WHAT THE TASK REQUIRES » All of the data below must be repeated exactly.

DATA FOR ANALYSIS »
════════════════
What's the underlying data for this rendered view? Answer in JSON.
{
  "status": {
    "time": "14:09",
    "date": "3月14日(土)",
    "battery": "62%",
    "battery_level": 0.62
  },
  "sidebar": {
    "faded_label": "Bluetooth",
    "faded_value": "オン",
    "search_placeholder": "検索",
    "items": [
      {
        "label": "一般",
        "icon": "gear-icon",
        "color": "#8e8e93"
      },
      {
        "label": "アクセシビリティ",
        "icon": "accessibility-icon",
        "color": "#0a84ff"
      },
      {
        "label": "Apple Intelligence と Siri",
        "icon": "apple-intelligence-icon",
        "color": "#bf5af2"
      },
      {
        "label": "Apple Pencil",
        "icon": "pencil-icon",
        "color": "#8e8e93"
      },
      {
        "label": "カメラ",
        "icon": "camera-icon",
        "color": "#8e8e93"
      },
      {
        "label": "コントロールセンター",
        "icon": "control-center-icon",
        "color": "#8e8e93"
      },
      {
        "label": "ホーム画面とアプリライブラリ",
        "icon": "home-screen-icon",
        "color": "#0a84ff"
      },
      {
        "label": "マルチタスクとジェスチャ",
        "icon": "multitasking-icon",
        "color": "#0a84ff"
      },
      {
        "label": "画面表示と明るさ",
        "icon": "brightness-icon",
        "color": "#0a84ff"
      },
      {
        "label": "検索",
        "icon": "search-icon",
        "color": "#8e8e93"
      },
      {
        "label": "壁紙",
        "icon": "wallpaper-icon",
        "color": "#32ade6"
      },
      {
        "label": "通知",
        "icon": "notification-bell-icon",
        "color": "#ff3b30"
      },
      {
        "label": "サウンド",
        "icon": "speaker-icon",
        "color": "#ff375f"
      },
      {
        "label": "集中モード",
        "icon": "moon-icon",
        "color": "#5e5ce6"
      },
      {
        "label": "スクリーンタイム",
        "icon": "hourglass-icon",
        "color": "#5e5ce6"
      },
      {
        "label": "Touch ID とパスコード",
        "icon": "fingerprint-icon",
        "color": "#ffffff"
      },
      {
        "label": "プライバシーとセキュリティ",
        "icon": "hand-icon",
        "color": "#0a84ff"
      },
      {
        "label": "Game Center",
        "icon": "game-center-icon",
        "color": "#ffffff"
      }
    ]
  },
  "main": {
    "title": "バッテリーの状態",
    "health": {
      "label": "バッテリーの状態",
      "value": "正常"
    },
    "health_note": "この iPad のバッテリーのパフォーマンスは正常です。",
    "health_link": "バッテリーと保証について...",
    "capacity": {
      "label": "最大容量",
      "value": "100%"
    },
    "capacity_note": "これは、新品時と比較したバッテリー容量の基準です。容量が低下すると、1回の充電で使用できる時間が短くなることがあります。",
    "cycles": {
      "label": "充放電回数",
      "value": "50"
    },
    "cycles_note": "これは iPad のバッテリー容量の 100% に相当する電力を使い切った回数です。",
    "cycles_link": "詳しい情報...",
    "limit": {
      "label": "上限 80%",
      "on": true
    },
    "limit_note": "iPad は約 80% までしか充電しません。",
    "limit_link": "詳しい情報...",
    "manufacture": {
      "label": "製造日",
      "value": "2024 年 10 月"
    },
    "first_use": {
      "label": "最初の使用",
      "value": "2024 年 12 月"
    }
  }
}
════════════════
ANSWER TO THIS TASK »
What's the underlying data for this rendered view? Answer in JSON.
{
  "status": {
    "time": "14:09",
    "date": "3月14日(土)",
    "battery": "62%",
    "battery_level": 0.62
  },
  "sidebar": {
    "faded_label": "Bluetooth",
    "faded_value": "オン",
    "search_placeholder": "検索",
    "items": [
      {
        "label": "一般",
        "icon": "gear-icon",
        "color": "#8e8e93"
      },
      {
        "label": "アクセシビリティ",
        "icon": "accessibility-icon",
        "color": "#0a84ff"
      },
      {
        "label": "Apple Intelligence と Siri",
        "icon": "apple-intelligence-icon",
        "color": "#bf5af2"
      },
      {
        "label": "Apple Pencil",
        "icon": "pencil-icon",
        "color": "#8e8e93"
      },
      {
        "label": "カメラ",
        "icon": "camera-icon",
        "color": "#8e8e93"
      },
      {
        "label": "コントロールセンター",
        "icon": "control-center-icon",
        "color": "#8e8e93"
      },
      {
        "label": "ホーム画面とアプリライブラリ",
        "icon": "home-screen-icon",
        "color": "#0a84ff"
      },
      {
        "label": "マルチタスクとジェスチャ",
        "icon": "multitasking-icon",
        "color": "#0a84ff"
      },
      {
        "label": "画面表示と明るさ",
        "icon": "brightness-icon",
        "color": "#0a84ff"
      },
      {
        "label": "検索",
        "icon": "search-icon",
        "color": "#8e8e93"
      },
      {
        "label": "壁紙",
        "icon": "wallpaper-icon",
        "color": "#32ade6"
      },
      {
        "label": "通知",
        "icon": "notification-bell-icon",
        "color": "#ff3b30"
      },
      {
        "label": "サウンド",
        "icon": "speaker-icon",
        "color": "#ff375f"
      },
      {
        "label": "集中モード",
        "icon": "moon-icon",
        "color": "#5e5ce6"
      },
      {
        "label": "スクリーンタイム",
        "icon": "hourglass-icon",
        "color": "#5e5ce6"
      },
      {
        "label": "Touch ID とパスコード",
        "icon": "fingerprint-icon",
        "color": "#ffffff"
      },
      {
        "label": "プライバシーとセキュリティ",
        "icon": "hand-icon",
        "color": "#0a84ff"
      },
      {
        "label": "Game Center",
        "icon": "game-center-icon",
        "color": "#ffffff"
      }
    ]
  },
  "main": {
    "title": "バッテリーの状態",
    "health": {
      "label": "バッテリーの状態",
      "value": "正常"
    },
    "health_note": "この iPad のバッテリーのパフォーマンスは正常です。",
    "health_link": "バッテリーと保証について...",
    "capacity": {
      "label": "最大容量",
      "value": "100%"
    },
    "capacity_note": "これは、新品時と比較したバッテリー容量の基準です。容量が低下すると、1回の充電で使用できる時間が短くなることがあります。",
    "cycles": {
      "label": "充放電回数",
      "value": "50"
    },
    "cycles_note": "これは iPad のバッテリー容量の 100% に相当する電力を使い切った回数です。",
    "cycles_link": "詳しい情報...",
    "limit": {
      "label": "上限 80%",
      "on": true
    },
    "limit_note": "iPad は約 80% までしか充電しません。",
    "limit_link": "詳しい情報...",
    "manufacture": {
      "label": "製造日",
      "value": "2024 年 10 月"
    },
    "first_use": {
      "label": "最初の使用",
      "value": "2024 年 12 月"
    }
  }
}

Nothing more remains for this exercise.